Calton Hill is one of Edinburgh's main hills, set right in the city centre. It is unmistakable with its Athenian acropolis poking above the skyline. The acropolis is in fact an unfinished monument - originally called the "National Monument". Initiated in 1816, a year after Napoleon's defeat at Waterloo, it was meant to be a replica of the Parthenon in Athens, as a memorial to those who had died in the Napoleonic Wars. Building began in 1822, but funds ran dry and celebrated Edinburgh architect William Playfair only saw a facade of his building completed. It was dubbed "Edinburgh's shame", but it's now a popular landmark and it's a lot of fun crawling up and down its giant steps. Plans since to complete the building never really get much support. The top of Calton hill is a usually quiet place to come on any day, with its grassy slopes and panoramic views of the city, including down the length of Princes street (the main shopping thoroughfare) and Edinburgh Castle. There is a good view North of the ruddy-coloured cliffs of Salisbury Crags, Arthur's Seat, and the undulating slopes of Holyrood Park. Calton Hill is easily accessed. It takes about five minutes to get to the top of the hill from a staircase at Regent Road on the South side, Royal Terrace on the North side, or you can drive up and park. There is a path right round the edge of the hill and a jumble of historic buildings and structures on top including, for star gazers, an observatory. In fact, there are two observatories on Calton Hill: the Old Observatory House, designed by New Town architect James Craig in 1792; and the City Observatory, built in 1818, which has exhibitions and viewings of the night sky. Also of interest is Nelson's Monument (the British admiral who led his fleet to victory at Trafalgar in 1805), which has a famous timeball mechanism by which ships used to set their chronometres.

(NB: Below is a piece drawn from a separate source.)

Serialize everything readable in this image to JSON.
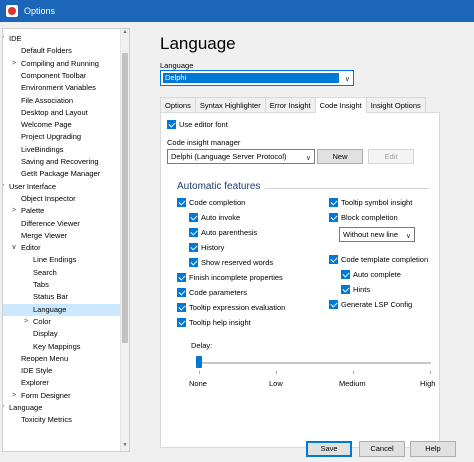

The Royal Mile runs through the heart of Edinburgh’s Old Town, connecting the magnificent Edinburgh Castle, perched high on a base of volcanic rock, with the splendorous Palace of Holyroodhouse, resting in the shadow of Arthur's Seat. The Mile is overlooked by impressive, towering tenements, between which cobbled closes and narrow stairways interlock to create a secret underground world.